EXERCISE: Write out every line below that contains "BookWeb".

--

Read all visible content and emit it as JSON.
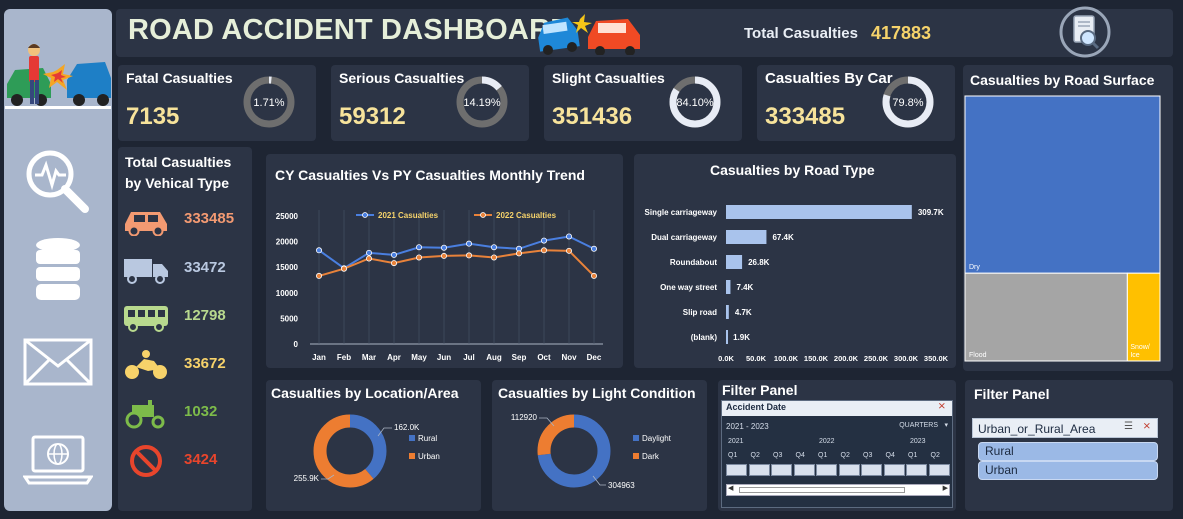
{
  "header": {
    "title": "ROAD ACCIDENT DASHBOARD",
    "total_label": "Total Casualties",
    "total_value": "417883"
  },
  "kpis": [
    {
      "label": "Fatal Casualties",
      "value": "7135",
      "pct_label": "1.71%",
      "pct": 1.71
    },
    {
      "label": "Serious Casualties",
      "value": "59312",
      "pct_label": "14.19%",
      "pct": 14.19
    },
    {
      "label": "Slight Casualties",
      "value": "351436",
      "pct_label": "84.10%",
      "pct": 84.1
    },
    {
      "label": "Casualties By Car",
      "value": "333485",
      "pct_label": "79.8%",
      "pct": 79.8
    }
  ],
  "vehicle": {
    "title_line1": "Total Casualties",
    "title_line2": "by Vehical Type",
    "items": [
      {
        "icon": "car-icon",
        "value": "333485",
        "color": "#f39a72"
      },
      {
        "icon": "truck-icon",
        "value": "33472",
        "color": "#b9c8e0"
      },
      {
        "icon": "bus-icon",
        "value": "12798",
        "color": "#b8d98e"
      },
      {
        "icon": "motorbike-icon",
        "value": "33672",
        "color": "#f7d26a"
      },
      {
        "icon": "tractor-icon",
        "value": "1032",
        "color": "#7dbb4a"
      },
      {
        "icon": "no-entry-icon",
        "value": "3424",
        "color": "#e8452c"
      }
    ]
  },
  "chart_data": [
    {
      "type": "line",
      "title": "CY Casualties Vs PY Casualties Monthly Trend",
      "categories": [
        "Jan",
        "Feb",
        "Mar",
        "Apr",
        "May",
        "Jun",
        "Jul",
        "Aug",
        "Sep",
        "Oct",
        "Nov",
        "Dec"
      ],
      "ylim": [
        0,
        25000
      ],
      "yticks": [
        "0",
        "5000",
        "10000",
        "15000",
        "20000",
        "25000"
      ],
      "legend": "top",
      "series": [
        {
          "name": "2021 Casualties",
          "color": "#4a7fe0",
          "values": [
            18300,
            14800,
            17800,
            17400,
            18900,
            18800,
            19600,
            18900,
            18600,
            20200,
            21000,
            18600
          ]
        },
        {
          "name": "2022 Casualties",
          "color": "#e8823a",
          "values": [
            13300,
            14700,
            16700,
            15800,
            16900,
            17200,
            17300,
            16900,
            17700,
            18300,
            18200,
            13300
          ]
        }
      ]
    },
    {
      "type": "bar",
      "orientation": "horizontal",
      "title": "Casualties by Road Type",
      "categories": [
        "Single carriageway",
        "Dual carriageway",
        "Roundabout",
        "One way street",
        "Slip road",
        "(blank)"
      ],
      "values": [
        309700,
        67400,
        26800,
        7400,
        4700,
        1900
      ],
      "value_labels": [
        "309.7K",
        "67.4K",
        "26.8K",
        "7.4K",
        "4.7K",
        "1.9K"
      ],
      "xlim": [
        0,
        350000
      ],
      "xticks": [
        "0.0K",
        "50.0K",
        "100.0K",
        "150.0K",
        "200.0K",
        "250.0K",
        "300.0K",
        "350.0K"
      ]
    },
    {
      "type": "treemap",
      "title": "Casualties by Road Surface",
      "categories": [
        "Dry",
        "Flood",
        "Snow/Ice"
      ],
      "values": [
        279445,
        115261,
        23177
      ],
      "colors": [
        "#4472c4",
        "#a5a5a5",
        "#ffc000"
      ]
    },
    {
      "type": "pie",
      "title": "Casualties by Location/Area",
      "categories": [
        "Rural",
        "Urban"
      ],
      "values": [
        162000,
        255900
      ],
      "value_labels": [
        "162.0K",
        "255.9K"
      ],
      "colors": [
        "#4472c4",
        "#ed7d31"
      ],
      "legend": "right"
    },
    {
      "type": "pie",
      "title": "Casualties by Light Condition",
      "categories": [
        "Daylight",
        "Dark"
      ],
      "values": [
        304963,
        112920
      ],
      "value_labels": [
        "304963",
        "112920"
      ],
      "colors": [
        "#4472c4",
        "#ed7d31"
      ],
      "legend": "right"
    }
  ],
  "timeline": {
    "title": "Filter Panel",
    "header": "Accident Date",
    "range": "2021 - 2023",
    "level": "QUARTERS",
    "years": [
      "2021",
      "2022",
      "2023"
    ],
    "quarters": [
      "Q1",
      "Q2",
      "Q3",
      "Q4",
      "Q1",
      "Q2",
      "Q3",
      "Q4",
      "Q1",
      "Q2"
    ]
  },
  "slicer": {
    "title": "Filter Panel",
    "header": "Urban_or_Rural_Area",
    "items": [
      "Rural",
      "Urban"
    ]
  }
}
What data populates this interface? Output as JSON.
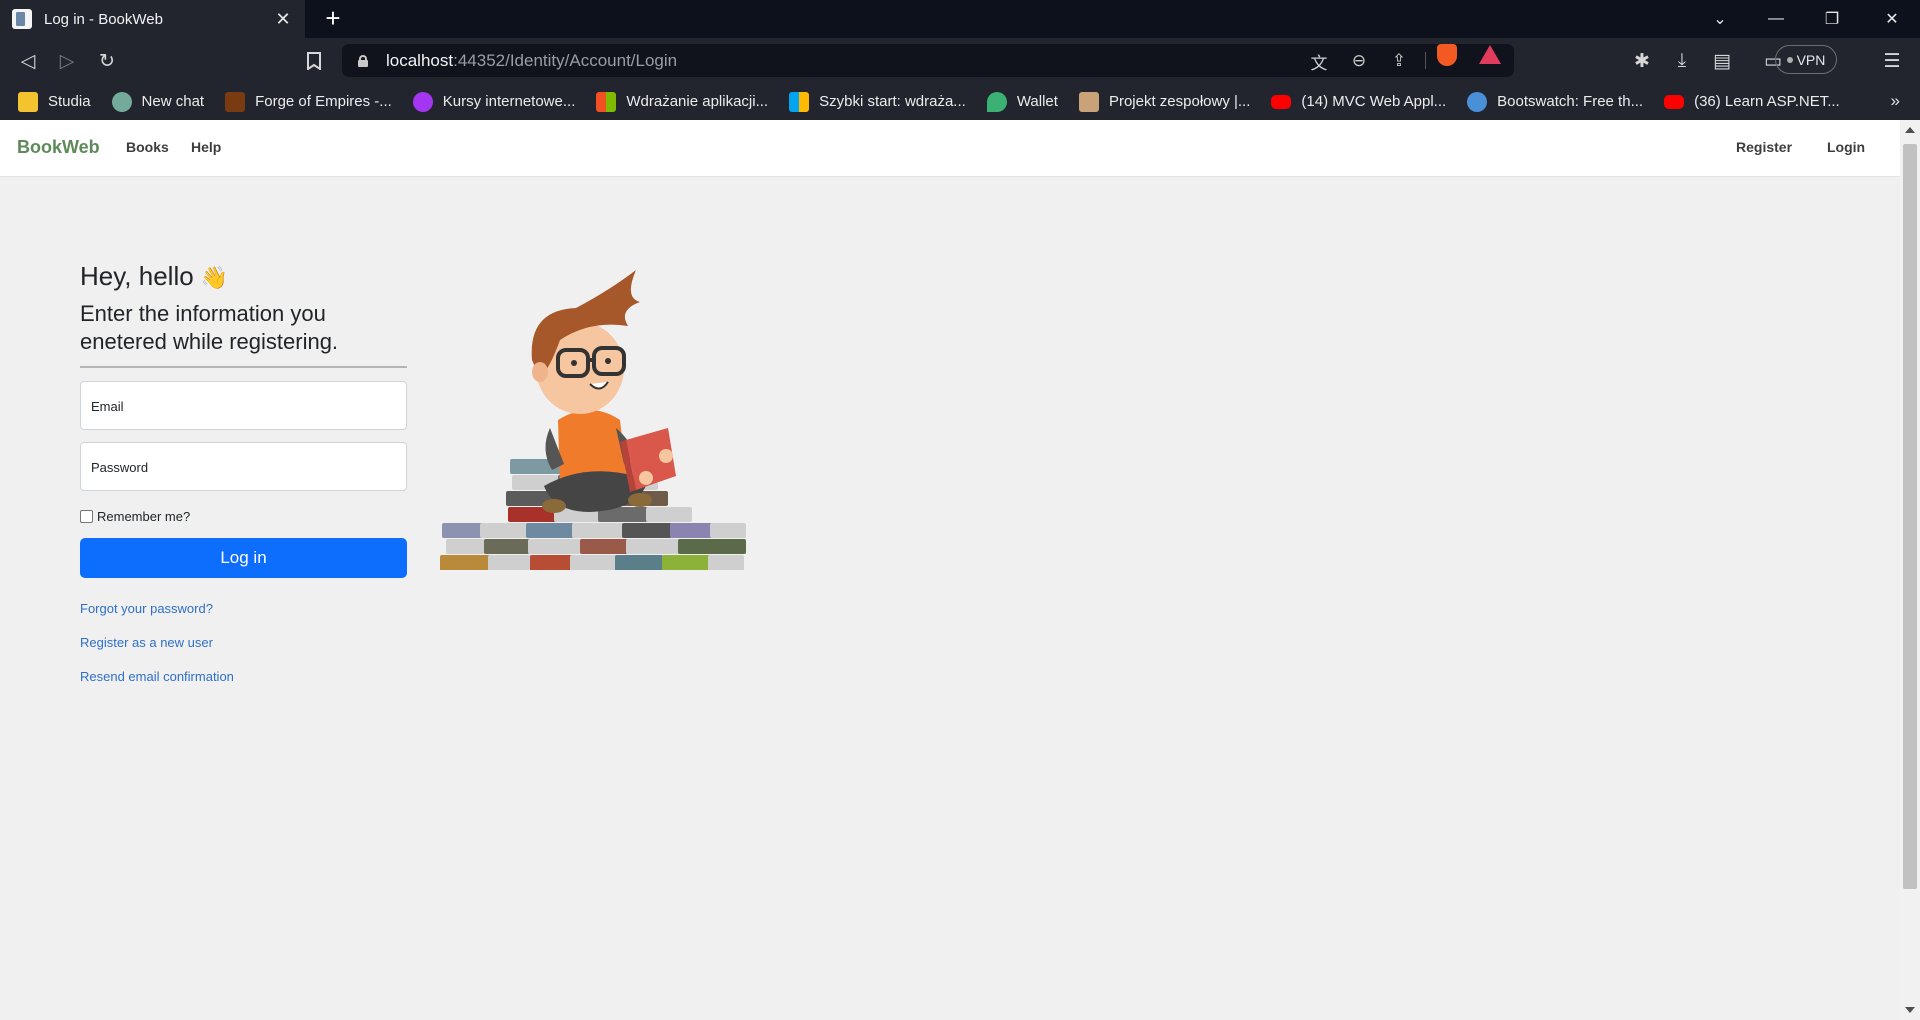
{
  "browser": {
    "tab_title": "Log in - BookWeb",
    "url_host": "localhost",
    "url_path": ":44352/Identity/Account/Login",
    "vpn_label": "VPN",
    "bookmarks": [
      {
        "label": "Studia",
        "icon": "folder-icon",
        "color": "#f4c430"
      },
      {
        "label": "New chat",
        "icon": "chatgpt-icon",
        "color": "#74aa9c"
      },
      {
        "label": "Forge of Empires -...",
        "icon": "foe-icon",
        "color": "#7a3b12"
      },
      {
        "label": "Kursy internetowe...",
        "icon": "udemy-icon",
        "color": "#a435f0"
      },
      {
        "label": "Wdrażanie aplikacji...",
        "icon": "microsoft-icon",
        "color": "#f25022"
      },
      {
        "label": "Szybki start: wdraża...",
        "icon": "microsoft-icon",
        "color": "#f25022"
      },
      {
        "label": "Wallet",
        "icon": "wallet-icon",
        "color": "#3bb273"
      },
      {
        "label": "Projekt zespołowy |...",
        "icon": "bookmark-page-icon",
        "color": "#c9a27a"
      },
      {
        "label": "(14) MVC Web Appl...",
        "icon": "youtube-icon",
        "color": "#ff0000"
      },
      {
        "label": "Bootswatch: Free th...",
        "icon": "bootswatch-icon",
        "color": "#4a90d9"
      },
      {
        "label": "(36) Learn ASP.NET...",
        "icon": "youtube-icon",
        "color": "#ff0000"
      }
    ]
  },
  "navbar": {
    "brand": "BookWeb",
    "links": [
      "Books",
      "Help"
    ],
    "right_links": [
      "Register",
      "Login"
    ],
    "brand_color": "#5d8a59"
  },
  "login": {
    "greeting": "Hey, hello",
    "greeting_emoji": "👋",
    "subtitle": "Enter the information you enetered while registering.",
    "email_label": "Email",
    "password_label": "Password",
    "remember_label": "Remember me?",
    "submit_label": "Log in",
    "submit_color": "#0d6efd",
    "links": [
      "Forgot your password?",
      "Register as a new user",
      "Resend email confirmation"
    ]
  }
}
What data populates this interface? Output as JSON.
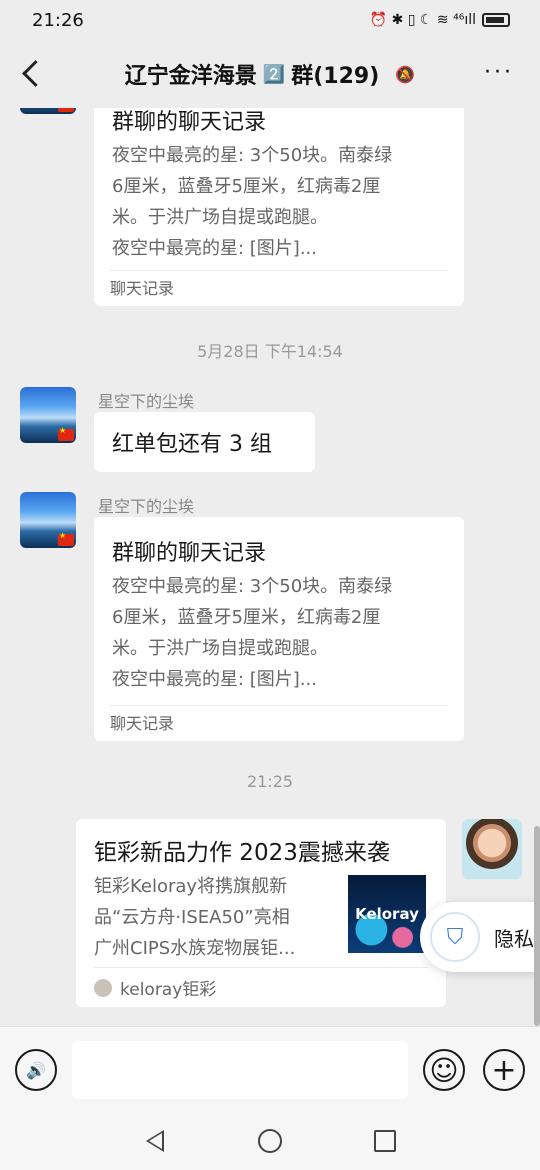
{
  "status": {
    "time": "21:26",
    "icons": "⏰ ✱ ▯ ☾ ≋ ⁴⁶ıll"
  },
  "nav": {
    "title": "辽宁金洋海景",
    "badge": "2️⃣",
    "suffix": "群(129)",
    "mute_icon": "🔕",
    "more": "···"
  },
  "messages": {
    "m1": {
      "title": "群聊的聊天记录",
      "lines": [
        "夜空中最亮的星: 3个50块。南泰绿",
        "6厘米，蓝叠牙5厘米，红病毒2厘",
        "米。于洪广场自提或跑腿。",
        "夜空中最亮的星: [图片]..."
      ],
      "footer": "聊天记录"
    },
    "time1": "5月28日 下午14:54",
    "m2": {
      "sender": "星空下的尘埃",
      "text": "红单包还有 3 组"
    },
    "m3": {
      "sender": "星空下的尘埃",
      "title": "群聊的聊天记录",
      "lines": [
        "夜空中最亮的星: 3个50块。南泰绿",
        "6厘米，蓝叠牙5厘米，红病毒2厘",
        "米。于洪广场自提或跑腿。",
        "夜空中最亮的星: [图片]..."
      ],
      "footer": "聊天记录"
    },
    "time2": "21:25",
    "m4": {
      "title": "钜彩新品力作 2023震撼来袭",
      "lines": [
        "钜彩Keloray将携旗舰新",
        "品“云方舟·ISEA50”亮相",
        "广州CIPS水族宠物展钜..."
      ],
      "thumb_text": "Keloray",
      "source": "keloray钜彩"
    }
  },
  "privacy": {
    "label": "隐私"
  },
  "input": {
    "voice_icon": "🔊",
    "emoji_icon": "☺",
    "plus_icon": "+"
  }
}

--

ANSWER BELOW:
    "tab_title": "Log in - BookWeb",
    "brand": "BookWeb",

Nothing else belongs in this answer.